Picture of Nova Cygni 1992 from APOD taken 2 years after it exploded

__Trajectory of ejecta__

Consider a particle on the surface of a rotating star of radius r_{o} having an angle θ
with the polar axis. Based on observation of sunspots, we can assume that prior
to the star exploding, the particle is confined to a fixed latitude. In figure 1, plane
AA' represents this fixed latitude. If the star rotates with an angular velocity ω_{o},
the particle at the surface at a distance of r_{o} sin θ
from the polar axis will have an
initial velocity prior to the explosion, V_{p} given by:

V_{p}= ω_{o } r_{o } sin θ e_{Φ } |
(i) |

**e**_{Φ} is the azimuthal unit vector.

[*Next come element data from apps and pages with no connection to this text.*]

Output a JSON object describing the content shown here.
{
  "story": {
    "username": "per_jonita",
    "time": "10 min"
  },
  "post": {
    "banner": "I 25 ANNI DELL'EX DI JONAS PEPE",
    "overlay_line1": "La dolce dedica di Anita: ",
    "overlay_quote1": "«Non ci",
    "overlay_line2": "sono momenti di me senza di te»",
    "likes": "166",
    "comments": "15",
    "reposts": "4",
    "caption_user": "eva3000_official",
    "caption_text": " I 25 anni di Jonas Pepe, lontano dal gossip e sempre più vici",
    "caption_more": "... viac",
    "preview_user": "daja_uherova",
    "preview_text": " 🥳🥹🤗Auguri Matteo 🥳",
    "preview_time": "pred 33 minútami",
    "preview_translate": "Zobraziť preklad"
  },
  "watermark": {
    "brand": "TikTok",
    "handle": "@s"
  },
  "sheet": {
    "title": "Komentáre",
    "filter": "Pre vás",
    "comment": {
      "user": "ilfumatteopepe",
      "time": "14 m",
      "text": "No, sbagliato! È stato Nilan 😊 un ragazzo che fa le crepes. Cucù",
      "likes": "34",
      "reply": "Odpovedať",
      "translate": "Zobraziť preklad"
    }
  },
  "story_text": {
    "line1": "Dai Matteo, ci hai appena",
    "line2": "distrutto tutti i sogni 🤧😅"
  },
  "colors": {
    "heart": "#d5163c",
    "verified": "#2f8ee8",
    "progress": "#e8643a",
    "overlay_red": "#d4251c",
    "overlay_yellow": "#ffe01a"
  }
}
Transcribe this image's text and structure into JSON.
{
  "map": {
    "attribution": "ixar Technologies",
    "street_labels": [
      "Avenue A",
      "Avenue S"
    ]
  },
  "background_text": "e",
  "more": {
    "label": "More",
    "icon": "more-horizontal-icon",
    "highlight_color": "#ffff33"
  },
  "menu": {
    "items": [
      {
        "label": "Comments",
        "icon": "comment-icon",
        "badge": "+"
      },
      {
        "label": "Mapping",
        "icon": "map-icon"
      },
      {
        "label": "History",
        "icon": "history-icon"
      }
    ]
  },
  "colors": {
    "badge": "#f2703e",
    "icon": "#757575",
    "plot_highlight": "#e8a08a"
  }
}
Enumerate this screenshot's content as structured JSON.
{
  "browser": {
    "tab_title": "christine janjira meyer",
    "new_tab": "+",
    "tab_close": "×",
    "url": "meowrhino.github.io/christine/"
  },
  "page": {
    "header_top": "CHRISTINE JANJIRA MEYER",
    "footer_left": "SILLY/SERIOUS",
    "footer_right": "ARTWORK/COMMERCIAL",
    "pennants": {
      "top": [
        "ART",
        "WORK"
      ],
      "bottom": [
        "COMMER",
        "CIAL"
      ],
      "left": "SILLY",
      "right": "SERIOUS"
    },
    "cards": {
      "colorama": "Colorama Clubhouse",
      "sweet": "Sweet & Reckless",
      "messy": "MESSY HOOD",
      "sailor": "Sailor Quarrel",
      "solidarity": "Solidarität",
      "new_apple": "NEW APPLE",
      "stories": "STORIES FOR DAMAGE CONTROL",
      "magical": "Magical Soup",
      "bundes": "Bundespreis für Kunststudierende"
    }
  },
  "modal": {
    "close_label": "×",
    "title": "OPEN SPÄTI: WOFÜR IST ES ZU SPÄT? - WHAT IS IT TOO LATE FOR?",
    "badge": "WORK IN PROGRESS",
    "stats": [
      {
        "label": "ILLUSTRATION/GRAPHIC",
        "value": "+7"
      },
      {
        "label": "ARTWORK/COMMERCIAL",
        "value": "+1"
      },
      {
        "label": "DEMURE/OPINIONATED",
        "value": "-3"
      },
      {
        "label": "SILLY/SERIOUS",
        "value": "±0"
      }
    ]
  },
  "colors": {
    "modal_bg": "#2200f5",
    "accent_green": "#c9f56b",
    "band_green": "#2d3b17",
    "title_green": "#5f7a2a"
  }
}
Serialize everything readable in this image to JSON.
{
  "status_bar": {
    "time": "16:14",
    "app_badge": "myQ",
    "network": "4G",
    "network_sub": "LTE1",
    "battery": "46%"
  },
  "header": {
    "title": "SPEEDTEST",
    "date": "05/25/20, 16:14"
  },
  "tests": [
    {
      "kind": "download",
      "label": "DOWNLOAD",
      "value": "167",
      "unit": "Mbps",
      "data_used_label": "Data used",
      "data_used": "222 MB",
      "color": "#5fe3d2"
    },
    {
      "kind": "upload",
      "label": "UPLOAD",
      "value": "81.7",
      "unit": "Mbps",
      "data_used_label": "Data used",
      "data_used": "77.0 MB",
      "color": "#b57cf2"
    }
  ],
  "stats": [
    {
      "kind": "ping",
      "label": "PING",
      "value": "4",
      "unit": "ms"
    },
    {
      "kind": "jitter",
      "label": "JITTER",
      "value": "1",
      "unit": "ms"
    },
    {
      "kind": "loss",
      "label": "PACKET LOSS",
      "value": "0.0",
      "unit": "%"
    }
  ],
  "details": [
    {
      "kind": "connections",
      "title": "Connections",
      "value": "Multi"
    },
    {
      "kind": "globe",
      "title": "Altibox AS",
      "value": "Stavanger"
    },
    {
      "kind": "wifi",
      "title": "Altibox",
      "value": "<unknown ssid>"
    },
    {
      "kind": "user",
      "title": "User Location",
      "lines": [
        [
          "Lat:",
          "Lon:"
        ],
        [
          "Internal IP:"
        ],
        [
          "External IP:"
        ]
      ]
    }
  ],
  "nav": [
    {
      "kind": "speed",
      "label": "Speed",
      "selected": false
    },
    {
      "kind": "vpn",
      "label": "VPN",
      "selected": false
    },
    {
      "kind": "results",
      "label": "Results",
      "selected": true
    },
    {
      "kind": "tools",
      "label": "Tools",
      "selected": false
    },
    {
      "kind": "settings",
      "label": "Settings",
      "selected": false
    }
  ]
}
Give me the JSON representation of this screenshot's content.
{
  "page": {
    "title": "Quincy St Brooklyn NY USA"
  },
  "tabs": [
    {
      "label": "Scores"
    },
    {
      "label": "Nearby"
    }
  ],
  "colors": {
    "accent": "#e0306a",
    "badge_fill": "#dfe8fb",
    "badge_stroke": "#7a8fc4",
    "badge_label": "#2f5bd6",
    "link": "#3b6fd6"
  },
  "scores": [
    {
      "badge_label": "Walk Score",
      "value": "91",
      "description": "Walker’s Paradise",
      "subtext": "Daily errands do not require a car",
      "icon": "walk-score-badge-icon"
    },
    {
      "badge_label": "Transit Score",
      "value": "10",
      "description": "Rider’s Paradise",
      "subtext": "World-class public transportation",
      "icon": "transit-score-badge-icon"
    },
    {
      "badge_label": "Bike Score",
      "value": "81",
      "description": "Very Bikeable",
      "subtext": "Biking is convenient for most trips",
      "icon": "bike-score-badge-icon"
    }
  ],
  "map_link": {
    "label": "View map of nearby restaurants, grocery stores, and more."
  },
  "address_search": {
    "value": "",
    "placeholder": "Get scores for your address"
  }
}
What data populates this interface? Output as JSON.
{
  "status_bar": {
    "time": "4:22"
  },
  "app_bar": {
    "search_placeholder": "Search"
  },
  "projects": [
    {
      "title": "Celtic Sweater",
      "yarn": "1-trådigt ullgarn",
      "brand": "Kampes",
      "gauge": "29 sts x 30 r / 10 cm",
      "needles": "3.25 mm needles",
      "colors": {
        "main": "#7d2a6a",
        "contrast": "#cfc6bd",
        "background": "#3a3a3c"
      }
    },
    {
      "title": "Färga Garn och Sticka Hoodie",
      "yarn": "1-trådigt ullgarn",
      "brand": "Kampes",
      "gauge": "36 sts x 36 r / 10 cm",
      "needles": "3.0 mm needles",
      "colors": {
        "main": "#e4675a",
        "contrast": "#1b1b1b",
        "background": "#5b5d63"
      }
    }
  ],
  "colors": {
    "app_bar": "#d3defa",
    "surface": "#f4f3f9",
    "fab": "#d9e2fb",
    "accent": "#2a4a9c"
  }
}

In Figure 1, the particle denoted by **P** can be
imagined to be moving out of the paper (or out of your screen if you are reading
this from your PC!)

Fig 1: Planes to which the particle **P** is confined.

Both AA' and BB' are planes normal to this figure.

Let's assume that after the star explodes, the trajectory of a particle from the
surface depends only on its momentum and the star's gravitational field. In other
words, after the explosion, it becomes a 'ballistic particle'. As the surface
explodes outward, the particle from the surface acquires a velocity component in
the radial direction. For the particle **P**, if we sum up the the vectors representing
the initial velocity prior to the explosion (V_{p}), and a radial component (V_{o})
outward, the resultant vector for velocity of ejecta (V_{E}) would be:

V_{E}= ω_{o } r_{o } sin θ e + V_{Φ }_{o} e _{r } |
(ii) |

**e _{r}** is the radial unit vector. After being ejected from the surface of the star, this
ballistic particle would be attraced toward the centre of gravity, which is the
centre of the star. The plane BB’ consists of both the centre of gravity and the
vector V

Fig 2: Mirrored image particle

The line intersecting planes BB' and CC' passes through the origin and is on equatorial plane of the star. If the centre of the star is denoted as O, the line OP makes 90° with the intersecting line between planes BB' and CC'. This proves that P and P' might collide at the equatorial plane.

*Will a collision actually take place at the equator?*

To answer this question, we need to look at the trajectory of the particle as seen on plane BB'. It is known that using Newton’s laws, the path of a ballistic object would either be a circle, ellipse, parabola or hyberbola. If the path is a parabola or hyperbola, the particle will never reach the equatorial plane.

Fig 3: Elliptic path on the BB' plane

After the explosion, the angular momentum of the particle at the surface having a polar angle θ , (per unit mass with respect to centre of the star), h is given by

h ( θ ) = r_{o }^{2} ω_{o } sin θ |
(iii) |

The energy of the particle per unit mass, E is given by the sum of its kinetic and potential energy.

E ( θ ) = (v_{o }^{2} + r_{o }^{2} ω_{o }^{2} sin ^{2} θ)/2 - GM/r_{o } |
(iv) |

Let’s use (ρ,φ) to denote the position of the particle on plane B-B' in polar coordinates. The equations conserving energy (E) and angular momentum (h) per unit mass are:

E = ( (dρ/dt)^{2} + ρ^{2} (dφ/dt)^{2} )/2 - GM/ρ |
(v) |

h = ρ ^{2} (dφ/dt) |
(vi) |

E and h would depend on the angle that the plane B-B' is inclined to the rotation axis of the star (θ) as given in equations (iii) and (iv). Eliminating t from (v) and (vi), the trajectory is

ρ = (h^{2}/GM) / (1 - e sin (φ + α)) |
(vii) |

where α is an arbitrary constant of integration that is equal to zero if the apogee is chosen to be at φ=π/2 as shown in Fig 3 and e, the eccentricity is given by

e = (1 + 2Eh^{2}/G^{2}M^{2}) ^{1/2} |
(viii) |

For the trajectory to be an ellipse, the eccentricity must be between 0 and 1. From equation viii, this is achieved when E satisfies the following:

-G^{2}M^{2}/2h^{2} < E < 0 |
(ix) |

*How do we explain the triple ring nebula of SN1987A?*

If a single exploding star is capable of forming a single ring, how many exploding stars does it take to form 3 rings? Click here for the answer.